Growing up, like most teens, I took for granted local music legends–Chuck Berry, Ike and Tina Turner, Miles Davis. Didn’t every city have their own musical treasures?
Miles Davis trumpeted jazz and was kind of blue
The area wasn’t always kind to him in return
Ike and Tina Turner Revue–somewhere every weekend
The mountain was high and the valley so low
On vinyl records by The Beach Boys, Beatles, Rolling Stones
Many other artists borr0wed fame freely
Chuck Berry gave back tenfold
Early in the morning, he gave warning
Don’t step on my blue suede shoes
Words and music by C. Berry
After all these years
We’re still Reelin’ and a Rockin’
Brick-paved section of Rt. 66, near Auburn, Illinois. Exploring by-ways, old links to the past are a passions of mine.
North Broad Street, became Rt. 66, as it left the city limits. The pavement was narrow–one car had to drop off on the shoulder to pass. A highway designed for the Model T Ford era. Cars got bigger, faster, motorists demanded better highways.
The 1926–1930 alignment of the Mother Road wound through the central part of the county where I grew up. Parts of it were narrow–seemed to follow property lines. Two boys–who shall remain nameless, enjoyed driving to Springfield around the ninety degree corners in their fifties-era, Corvette sports car. They weren’t the Rt. 66 television show guys–but tried to act like it.
Hope I’m alive and in good health in 2026 to enjoy the Rt. 66 centennial celebration. There’s pending legislation to fund the celebration–“The Route 66 Centennial Commission Act”–HR 66, sponsored by Rodney Davis, Rep. from Illinois. The purpose is to preserve what’s left of the old highway. The expressway, and later alignments bypassed most of the county–except for a little bit of the southeast corner.
–Image, Jim Grey, https://www.hemmings.com/newsletter/–
Small town values
To quell winter’s cold
Far away from fake tans
Full of people
Happy for a while
Till the pendulum swung
Nothing better came along
They either moved on or stayed
A story already told
Along desolation roads
Curse you temptress
With fresh, freckled face
Oatmeal pies and snack cakes
Lay heavy on waist and thighs
My resistance was low
Said the better half
A modern-day Huck Finn
A hometown Life magazine picture taken in the summer of 1942 by legendary photographer Alfred Eisenstadt. Loehr Drug Store, Brown Shoe Store, and the St. George Hotel were still there when I grew up. The shoe store had a fluoroscope–later outlawed as being unsafe.

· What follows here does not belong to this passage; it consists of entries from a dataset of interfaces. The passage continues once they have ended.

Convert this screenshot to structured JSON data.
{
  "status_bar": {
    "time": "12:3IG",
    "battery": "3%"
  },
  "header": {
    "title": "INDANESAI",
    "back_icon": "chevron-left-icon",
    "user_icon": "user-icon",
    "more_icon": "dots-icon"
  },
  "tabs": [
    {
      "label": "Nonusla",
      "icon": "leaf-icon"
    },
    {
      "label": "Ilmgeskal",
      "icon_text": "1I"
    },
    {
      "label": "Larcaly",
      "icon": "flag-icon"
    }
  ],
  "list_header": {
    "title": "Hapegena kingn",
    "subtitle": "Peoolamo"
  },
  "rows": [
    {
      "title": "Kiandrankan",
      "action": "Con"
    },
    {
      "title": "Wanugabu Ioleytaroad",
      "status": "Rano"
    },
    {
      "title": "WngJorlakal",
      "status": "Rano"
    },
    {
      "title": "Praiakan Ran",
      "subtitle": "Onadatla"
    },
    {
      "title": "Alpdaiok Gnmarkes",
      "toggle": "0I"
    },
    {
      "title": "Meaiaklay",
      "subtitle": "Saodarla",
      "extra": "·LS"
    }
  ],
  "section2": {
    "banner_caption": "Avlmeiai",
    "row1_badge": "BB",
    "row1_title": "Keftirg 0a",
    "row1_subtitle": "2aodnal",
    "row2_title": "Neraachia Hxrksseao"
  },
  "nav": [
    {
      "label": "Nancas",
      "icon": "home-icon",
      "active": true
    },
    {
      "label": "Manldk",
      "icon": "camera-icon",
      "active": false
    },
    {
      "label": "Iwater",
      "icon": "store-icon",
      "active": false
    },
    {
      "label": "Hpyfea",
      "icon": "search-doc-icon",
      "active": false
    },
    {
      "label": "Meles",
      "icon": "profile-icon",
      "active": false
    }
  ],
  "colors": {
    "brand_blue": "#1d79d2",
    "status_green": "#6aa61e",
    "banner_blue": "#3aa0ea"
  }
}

The courthouse in the background looks the same today. Parking is less chaotic today. Traffic flows in a circle around the town square–which is to the right. This was along the first routing of US Hwy. 66.